Problem statement :: Answer with one number: the count of lines in this material that hold the word "vues".
** Opening Given records block **
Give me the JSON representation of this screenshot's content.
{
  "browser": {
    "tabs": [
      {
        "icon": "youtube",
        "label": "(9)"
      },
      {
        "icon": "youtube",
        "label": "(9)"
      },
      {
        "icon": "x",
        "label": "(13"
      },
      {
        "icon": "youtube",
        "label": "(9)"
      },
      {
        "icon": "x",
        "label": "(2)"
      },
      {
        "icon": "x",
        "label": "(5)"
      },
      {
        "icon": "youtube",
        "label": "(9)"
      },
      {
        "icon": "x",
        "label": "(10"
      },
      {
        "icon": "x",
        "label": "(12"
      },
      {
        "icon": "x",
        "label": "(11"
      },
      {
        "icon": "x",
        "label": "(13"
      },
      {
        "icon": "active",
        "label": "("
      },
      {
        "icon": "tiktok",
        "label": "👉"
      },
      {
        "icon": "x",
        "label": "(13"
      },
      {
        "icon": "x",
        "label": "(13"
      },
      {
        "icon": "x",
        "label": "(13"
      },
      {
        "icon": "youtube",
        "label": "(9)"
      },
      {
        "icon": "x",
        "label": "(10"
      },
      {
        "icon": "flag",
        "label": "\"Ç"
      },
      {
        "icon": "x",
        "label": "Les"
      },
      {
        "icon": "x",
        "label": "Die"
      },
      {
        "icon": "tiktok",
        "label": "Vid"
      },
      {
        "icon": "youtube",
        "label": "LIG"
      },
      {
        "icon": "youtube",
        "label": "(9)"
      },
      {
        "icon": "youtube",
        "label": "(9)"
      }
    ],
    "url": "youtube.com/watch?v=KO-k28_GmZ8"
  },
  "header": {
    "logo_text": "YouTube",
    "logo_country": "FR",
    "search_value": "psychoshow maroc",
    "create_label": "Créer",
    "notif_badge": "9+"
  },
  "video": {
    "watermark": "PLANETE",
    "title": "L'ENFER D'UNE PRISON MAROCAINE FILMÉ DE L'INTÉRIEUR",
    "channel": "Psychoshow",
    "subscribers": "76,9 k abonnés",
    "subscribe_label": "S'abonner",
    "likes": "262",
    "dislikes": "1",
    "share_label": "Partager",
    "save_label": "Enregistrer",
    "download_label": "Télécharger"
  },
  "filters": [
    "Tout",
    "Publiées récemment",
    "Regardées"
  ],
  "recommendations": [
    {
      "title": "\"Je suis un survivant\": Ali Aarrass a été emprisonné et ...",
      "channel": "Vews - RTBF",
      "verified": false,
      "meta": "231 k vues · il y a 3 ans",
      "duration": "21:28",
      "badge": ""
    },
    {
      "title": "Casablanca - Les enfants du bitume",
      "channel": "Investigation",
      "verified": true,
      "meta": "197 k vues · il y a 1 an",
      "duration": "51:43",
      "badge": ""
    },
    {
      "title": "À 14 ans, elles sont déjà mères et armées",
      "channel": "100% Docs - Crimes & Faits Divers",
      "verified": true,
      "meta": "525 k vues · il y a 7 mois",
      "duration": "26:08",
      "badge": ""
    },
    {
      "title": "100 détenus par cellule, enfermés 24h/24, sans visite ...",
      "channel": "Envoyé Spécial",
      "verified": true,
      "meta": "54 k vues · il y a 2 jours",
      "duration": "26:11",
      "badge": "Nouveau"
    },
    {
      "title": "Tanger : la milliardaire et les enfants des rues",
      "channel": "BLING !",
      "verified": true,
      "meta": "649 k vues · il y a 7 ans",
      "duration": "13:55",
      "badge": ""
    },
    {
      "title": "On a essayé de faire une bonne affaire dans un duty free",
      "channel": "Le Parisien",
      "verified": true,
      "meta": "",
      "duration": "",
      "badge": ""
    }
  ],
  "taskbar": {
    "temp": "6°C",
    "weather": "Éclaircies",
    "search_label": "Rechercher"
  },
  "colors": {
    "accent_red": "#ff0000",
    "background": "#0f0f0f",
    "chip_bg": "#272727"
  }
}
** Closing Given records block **
Output for this task :: 5